Reviewing IPAs can become quite redundant. They’re all hoppy, bitter, citrusy, whatever. I love the style, but it’s prevalence at the beer store can be overwhelming. There are multitudes of styles, with brewers using varying amounts and varieties of hops and malt. Why so many of them can taste so damn similar is a mystery to me. For a beer that is meant to knock you over the head with hops and malt, there are some rare exceptions when an IPA can bring subtlety and balance to the table.
This rant was inspired by Oyster Bay Brewing Company’s IPA.
It pours a dark orange-brown color with off-white foam. There’s a definite haziness to the beer, which says to me there was minimal fining and no filtering, leaving all the good stuff (a little extra protein, which never killed anyone).
The nose brings up some of the typical pine-resin aroma at first sniff. But after digging my nose a bit deeper into the glass, peeled orange and cigar smoke take the stage.
It’s rife with bitterness on the palate, but also sweet malt, candied sugar, and vanilla. These descriptors are more atypical in regards to this style. Which is why I like it. It’s different, with more nuances and a brighter flavor profile that lets the shyer flavors into the party. The carbonation is ample but not bracing, and the scratchy texture adds to the beers’ character.

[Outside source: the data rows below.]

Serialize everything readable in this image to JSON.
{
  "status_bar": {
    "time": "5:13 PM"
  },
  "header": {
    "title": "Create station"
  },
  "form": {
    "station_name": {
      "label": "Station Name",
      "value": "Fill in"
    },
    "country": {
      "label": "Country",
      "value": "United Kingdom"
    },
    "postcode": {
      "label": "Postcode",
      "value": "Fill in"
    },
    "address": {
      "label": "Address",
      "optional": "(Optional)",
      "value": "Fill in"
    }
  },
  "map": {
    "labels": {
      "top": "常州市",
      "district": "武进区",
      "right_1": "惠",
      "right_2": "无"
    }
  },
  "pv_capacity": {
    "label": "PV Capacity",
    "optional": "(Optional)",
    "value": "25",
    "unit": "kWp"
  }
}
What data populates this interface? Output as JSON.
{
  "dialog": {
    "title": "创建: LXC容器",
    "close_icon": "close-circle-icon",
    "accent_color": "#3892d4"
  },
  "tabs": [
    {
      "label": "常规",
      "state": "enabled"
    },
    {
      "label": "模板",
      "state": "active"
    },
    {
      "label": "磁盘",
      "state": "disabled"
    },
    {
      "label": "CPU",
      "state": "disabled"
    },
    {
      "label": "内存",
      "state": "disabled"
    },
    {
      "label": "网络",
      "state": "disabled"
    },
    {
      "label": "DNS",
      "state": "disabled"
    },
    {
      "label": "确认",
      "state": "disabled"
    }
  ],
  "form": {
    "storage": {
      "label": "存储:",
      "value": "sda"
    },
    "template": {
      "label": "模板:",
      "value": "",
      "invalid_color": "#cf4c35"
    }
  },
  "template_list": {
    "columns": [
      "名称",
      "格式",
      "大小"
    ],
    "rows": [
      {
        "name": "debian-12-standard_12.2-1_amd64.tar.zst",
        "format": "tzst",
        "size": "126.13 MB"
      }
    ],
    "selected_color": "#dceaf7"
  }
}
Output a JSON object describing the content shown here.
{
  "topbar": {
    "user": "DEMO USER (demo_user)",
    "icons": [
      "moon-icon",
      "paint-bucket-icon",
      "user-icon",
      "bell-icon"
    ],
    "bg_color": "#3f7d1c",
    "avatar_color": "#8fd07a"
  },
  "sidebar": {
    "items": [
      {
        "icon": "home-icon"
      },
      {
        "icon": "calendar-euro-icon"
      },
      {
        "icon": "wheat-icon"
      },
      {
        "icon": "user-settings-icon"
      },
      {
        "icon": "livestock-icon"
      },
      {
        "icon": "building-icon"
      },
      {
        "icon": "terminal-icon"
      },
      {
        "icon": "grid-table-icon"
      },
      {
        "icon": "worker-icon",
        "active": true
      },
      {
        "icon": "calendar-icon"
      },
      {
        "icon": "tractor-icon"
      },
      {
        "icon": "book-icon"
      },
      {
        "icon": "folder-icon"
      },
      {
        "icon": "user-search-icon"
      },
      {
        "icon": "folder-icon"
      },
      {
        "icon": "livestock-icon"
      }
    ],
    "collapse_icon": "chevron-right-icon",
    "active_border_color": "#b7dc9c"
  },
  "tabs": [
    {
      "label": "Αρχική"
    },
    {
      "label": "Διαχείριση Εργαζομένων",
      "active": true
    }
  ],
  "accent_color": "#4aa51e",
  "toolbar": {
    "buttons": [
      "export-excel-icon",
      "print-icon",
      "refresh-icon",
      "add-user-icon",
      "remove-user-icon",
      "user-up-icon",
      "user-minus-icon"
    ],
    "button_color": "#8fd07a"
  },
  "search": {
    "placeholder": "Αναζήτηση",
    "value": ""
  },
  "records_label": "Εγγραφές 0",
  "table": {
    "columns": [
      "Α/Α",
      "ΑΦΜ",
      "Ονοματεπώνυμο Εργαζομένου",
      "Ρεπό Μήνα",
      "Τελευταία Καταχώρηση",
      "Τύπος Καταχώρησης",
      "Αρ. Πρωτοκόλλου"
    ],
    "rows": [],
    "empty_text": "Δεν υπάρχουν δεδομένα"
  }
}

Owners, Ryan Schlotter and Gabe Haim, brew on a 3BBL system which keeps that nano-brewery taste and mouthfeel. Gabe states that the company will continue to “strive to [make] craft beers that everyone can drink…sessionable craft beers” I would definitely seek out more of Gabe and Ryans’ beer.